Small and medium-sized enterprises (SMEs) were a key beneficiary in relation to the latter, with many of the impacts relating to economic growth in Wales foregrounding complementary research and policy initiatives to support the growth of start-ups and small businesses, and to encourage industry within Wales. The public was also a notable beneficiary locally, reflecting initiatives from researchers in Wales to empower, connect and make provisions for local, and especially rural, communities.
These impacts were commonly the result of multiple activities that translated the original research into a medium that enabled the impact to take place. These ranged from the dissemination of research findings to collaborations with direct adopters of the research, such as engaging with policymakers via participation in working groups, select committees, or in private briefings.
Over two-thirds of case studies produced examples where such beneficiaries directly adopted their research in practice.

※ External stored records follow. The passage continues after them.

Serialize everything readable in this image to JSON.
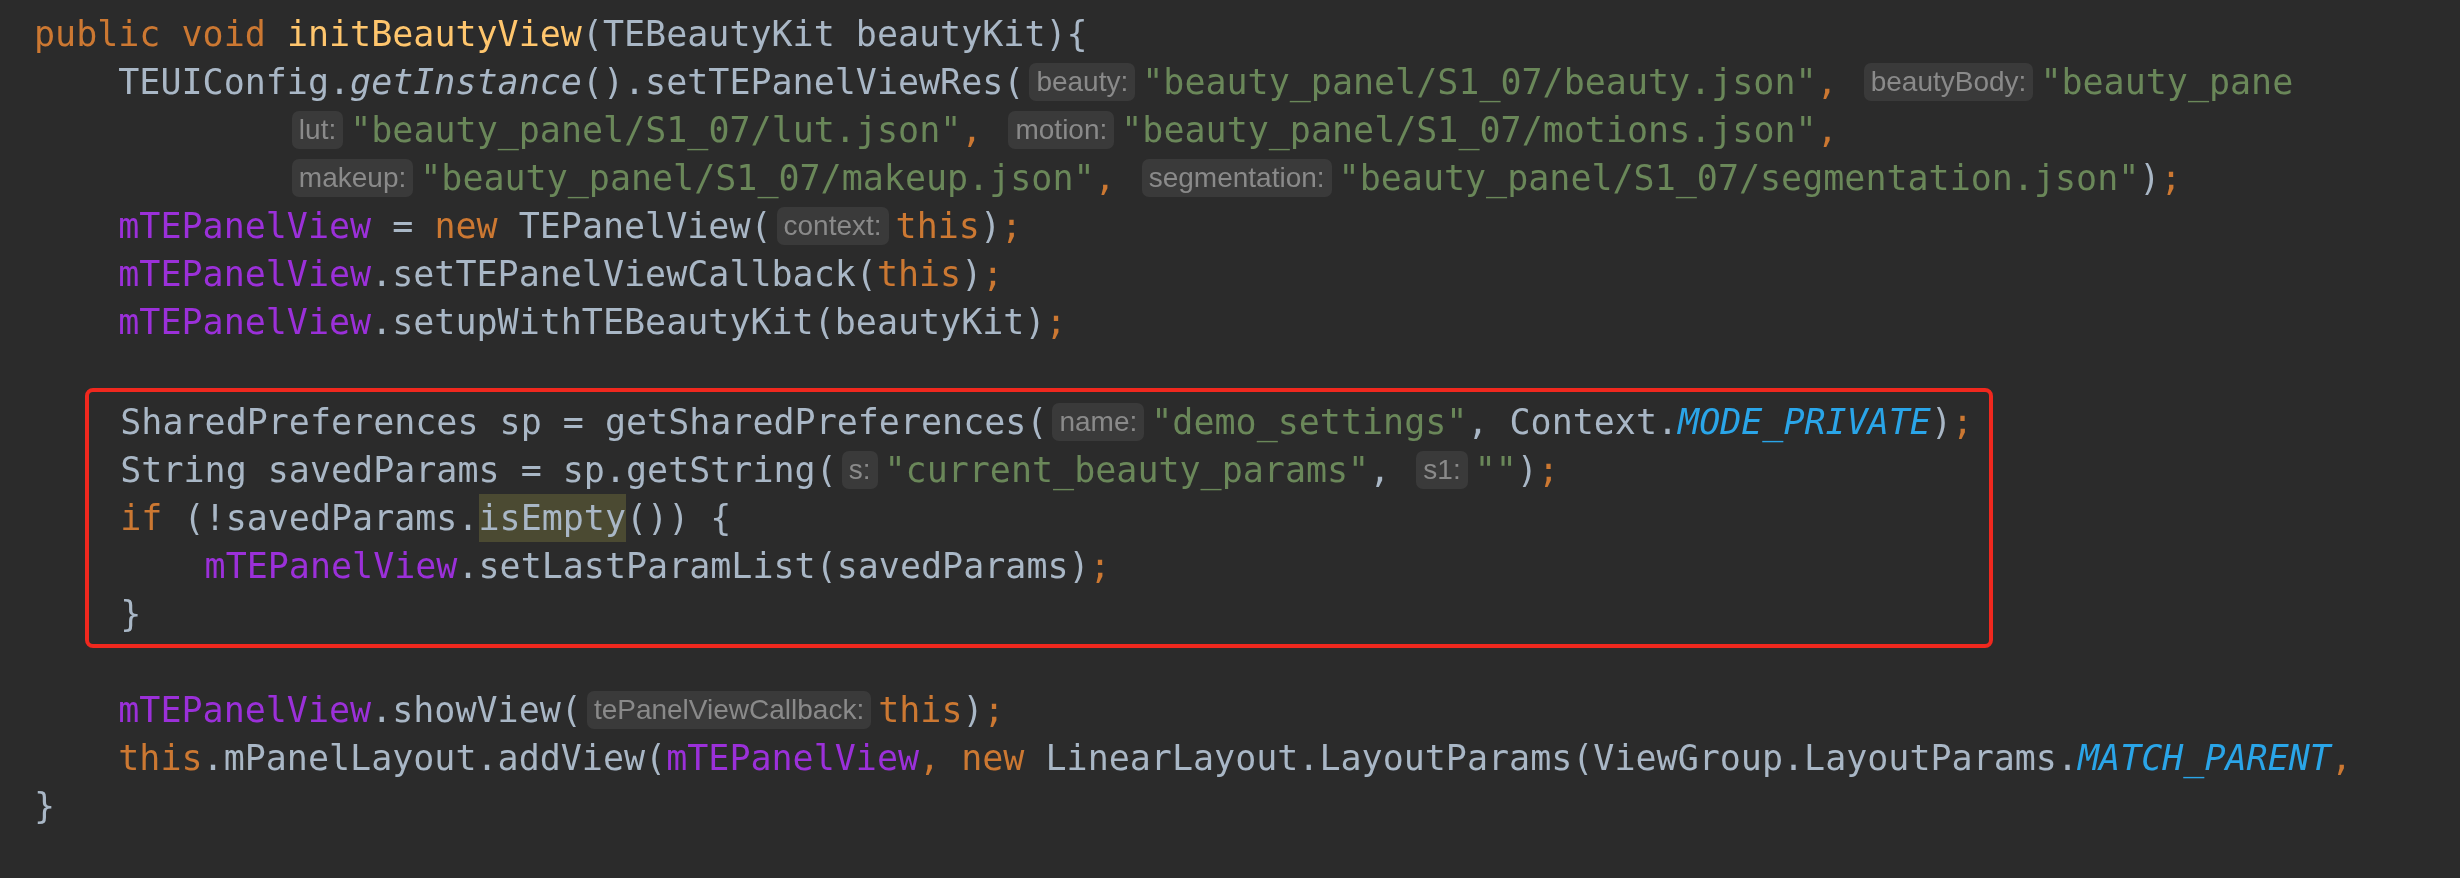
{
  "code": [
    {
      "kind": "line",
      "tokens": [
        {
          "kind": "kw",
          "text": "public void "
        },
        {
          "kind": "decl",
          "text": "initBeautyView"
        },
        {
          "kind": "plain",
          "text": "(TEBeautyKit beautyKit){"
        }
      ],
      "children": [
        {
          "kind": "line",
          "tokens": [
            {
              "kind": "plain",
              "text": "TEUIConfig."
            },
            {
              "kind": "italic",
              "text": "getInstance"
            },
            {
              "kind": "plain",
              "text": "().setTEPanelViewRes("
            },
            {
              "kind": "hint",
              "text": "beauty:"
            },
            {
              "kind": "str",
              "text": "\"beauty_panel/S1_07/beauty.json\""
            },
            {
              "kind": "kw",
              "text": ", "
            },
            {
              "kind": "hint",
              "text": "beautyBody:"
            },
            {
              "kind": "str",
              "text": "\"beauty_pane"
            }
          ],
          "children": [
            {
              "kind": "continuation",
              "tokens": [
                {
                  "kind": "hint",
                  "text": "lut:"
                },
                {
                  "kind": "str",
                  "text": "\"beauty_panel/S1_07/lut.json\""
                },
                {
                  "kind": "kw",
                  "text": ", "
                },
                {
                  "kind": "hint",
                  "text": "motion:"
                },
                {
                  "kind": "str",
                  "text": "\"beauty_panel/S1_07/motions.json\""
                },
                {
                  "kind": "kw",
                  "text": ","
                }
              ]
            },
            {
              "kind": "continuation",
              "tokens": [
                {
                  "kind": "hint",
                  "text": "makeup:"
                },
                {
                  "kind": "str",
                  "text": "\"beauty_panel/S1_07/makeup.json\""
                },
                {
                  "kind": "kw",
                  "text": ", "
                },
                {
                  "kind": "hint",
                  "text": "segmentation:"
                },
                {
                  "kind": "str",
                  "text": "\"beauty_panel/S1_07/segmentation.json\""
                },
                {
                  "kind": "plain",
                  "text": ")"
                },
                {
                  "kind": "kw",
                  "text": ";"
                }
              ]
            }
          ]
        },
        {
          "kind": "line",
          "tokens": [
            {
              "kind": "field",
              "text": "mTEPanelView"
            },
            {
              "kind": "plain",
              "text": " = "
            },
            {
              "kind": "kw",
              "text": "new "
            },
            {
              "kind": "plain",
              "text": "TEPanelView("
            },
            {
              "kind": "hint",
              "text": "context:"
            },
            {
              "kind": "kw",
              "text": "this"
            },
            {
              "kind": "plain",
              "text": ")"
            },
            {
              "kind": "kw",
              "text": ";"
            }
          ]
        },
        {
          "kind": "line",
          "tokens": [
            {
              "kind": "field",
              "text": "mTEPanelView"
            },
            {
              "kind": "plain",
              "text": ".setTEPanelViewCallback("
            },
            {
              "kind": "kw",
              "text": "this"
            },
            {
              "kind": "plain",
              "text": ")"
            },
            {
              "kind": "kw",
              "text": ";"
            }
          ]
        },
        {
          "kind": "line",
          "tokens": [
            {
              "kind": "field",
              "text": "mTEPanelView"
            },
            {
              "kind": "plain",
              "text": ".setupWithTEBeautyKit(beautyKit)"
            },
            {
              "kind": "kw",
              "text": ";"
            }
          ]
        },
        {
          "kind": "blank"
        },
        {
          "kind": "box",
          "lines": [
            {
              "kind": "line",
              "tokens": [
                {
                  "kind": "plain",
                  "text": "SharedPreferences sp = getSharedPreferences("
                },
                {
                  "kind": "hint",
                  "text": "name:"
                },
                {
                  "kind": "str",
                  "text": "\"demo_settings\""
                },
                {
                  "kind": "plain",
                  "text": ", Context."
                },
                {
                  "kind": "const",
                  "text": "MODE_PRIVATE"
                },
                {
                  "kind": "plain",
                  "text": ")"
                },
                {
                  "kind": "kw",
                  "text": ";"
                }
              ]
            },
            {
              "kind": "line",
              "tokens": [
                {
                  "kind": "plain",
                  "text": "String savedParams = sp.getString("
                },
                {
                  "kind": "hint",
                  "text": "s:"
                },
                {
                  "kind": "str",
                  "text": "\"current_beauty_params\""
                },
                {
                  "kind": "plain",
                  "text": ", "
                },
                {
                  "kind": "hint",
                  "text": "s1:"
                },
                {
                  "kind": "str",
                  "text": "\"\""
                },
                {
                  "kind": "plain",
                  "text": ")"
                },
                {
                  "kind": "kw",
                  "text": ";"
                }
              ]
            },
            {
              "kind": "line",
              "tokens": [
                {
                  "kind": "kw",
                  "text": "if "
                },
                {
                  "kind": "plain",
                  "text": "(!savedParams."
                },
                {
                  "kind": "match",
                  "text": "isEmpty"
                },
                {
                  "kind": "plain",
                  "text": "()) {"
                }
              ],
              "children": [
                {
                  "kind": "line",
                  "tokens": [
                    {
                      "kind": "field",
                      "text": "mTEPanelView"
                    },
                    {
                      "kind": "plain",
                      "text": ".setLastParamList(savedParams)"
                    },
                    {
                      "kind": "kw",
                      "text": ";"
                    }
                  ]
                }
              ]
            },
            {
              "kind": "line",
              "tokens": [
                {
                  "kind": "plain",
                  "text": "}"
                }
              ]
            }
          ]
        },
        {
          "kind": "blank"
        },
        {
          "kind": "line",
          "tokens": [
            {
              "kind": "field",
              "text": "mTEPanelView"
            },
            {
              "kind": "plain",
              "text": ".showView("
            },
            {
              "kind": "hint",
              "text": "tePanelViewCallback:"
            },
            {
              "kind": "kw",
              "text": "this"
            },
            {
              "kind": "plain",
              "text": ")"
            },
            {
              "kind": "kw",
              "text": ";"
            }
          ]
        },
        {
          "kind": "line",
          "tokens": [
            {
              "kind": "kw",
              "text": "this"
            },
            {
              "kind": "plain",
              "text": ".mPanelLayout.addView("
            },
            {
              "kind": "field",
              "text": "mTEPanelView"
            },
            {
              "kind": "kw",
              "text": ", new "
            },
            {
              "kind": "plain",
              "text": "LinearLayout.LayoutParams(ViewGroup.LayoutParams."
            },
            {
              "kind": "const",
              "text": "MATCH_PARENT"
            },
            {
              "kind": "kw",
              "text": ","
            }
          ]
        }
      ]
    },
    {
      "kind": "line",
      "tokens": [
        {
          "kind": "plain",
          "text": "}"
        }
      ]
    }
  ]
}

This was especially so with policymakers and local governments, as well as professionals from health and social care, and science, engineering, manufacturing and industry.
There are, by now, well-known caveats for using REF case studies as subjects for analysis. Most importantly, REF presents an illustrative sample of wider impacts: the full set of impact narratives reported does not reflect the complete research landscape. Many more examples of research impact within Wales are currently undocumented.
While this study is unique in that it was possible to read and analyse all of the case studies available using the original raw data, further insights could be drawn by interviewing the researchers, who have contributed to this diverse and fascinating set of impacts.
Moreover, while REF is a useful starting point to gain a holistic view of research impact, it would be instructive to zoom out from the highly focused narratives that were submitted to REF 2014. What was evident in the REF case studies was that taxpayer investment in Welsh research falls into a wider ecosystem of funding and commercialisation that is often proactively and strategically cultivated with an eye to impact beyond the academy. Tracing the pathways from funding to the types and locations of impact, and the networks of non-academic collaborators that have helped to facilitate them, would help to further understand the success of the model adopted in Wales.